(Website and app data records)
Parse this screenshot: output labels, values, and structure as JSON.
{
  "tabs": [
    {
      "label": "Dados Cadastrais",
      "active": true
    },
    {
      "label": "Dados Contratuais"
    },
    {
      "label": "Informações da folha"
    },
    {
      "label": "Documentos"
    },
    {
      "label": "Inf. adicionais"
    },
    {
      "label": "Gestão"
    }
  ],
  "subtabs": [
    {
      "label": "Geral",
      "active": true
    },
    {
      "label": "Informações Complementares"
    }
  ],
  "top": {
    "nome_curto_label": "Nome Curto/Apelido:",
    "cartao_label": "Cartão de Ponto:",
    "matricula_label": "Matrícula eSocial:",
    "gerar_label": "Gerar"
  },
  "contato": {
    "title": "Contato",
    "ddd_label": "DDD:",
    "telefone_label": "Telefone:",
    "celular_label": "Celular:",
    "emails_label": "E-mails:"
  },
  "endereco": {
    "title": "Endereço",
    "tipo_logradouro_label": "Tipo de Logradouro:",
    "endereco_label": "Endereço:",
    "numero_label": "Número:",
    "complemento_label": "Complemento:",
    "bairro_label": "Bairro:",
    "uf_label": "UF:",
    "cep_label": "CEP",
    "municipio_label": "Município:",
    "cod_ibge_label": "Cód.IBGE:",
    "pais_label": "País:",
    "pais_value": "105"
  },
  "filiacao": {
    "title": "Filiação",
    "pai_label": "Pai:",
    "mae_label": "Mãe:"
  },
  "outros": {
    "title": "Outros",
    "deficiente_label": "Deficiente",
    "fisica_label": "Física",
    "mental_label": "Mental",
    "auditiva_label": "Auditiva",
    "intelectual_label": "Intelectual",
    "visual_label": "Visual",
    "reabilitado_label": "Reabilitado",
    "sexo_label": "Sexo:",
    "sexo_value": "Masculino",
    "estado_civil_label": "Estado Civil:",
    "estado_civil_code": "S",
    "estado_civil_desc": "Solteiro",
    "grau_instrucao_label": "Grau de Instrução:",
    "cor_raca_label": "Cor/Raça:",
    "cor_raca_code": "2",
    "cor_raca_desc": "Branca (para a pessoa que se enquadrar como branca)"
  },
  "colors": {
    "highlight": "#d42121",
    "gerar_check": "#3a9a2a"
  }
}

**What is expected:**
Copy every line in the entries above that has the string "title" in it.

**Written solution:**
    "title": "Contato",
    "title": "Endereço",
    "title": "Filiação",
    "title": "Outros",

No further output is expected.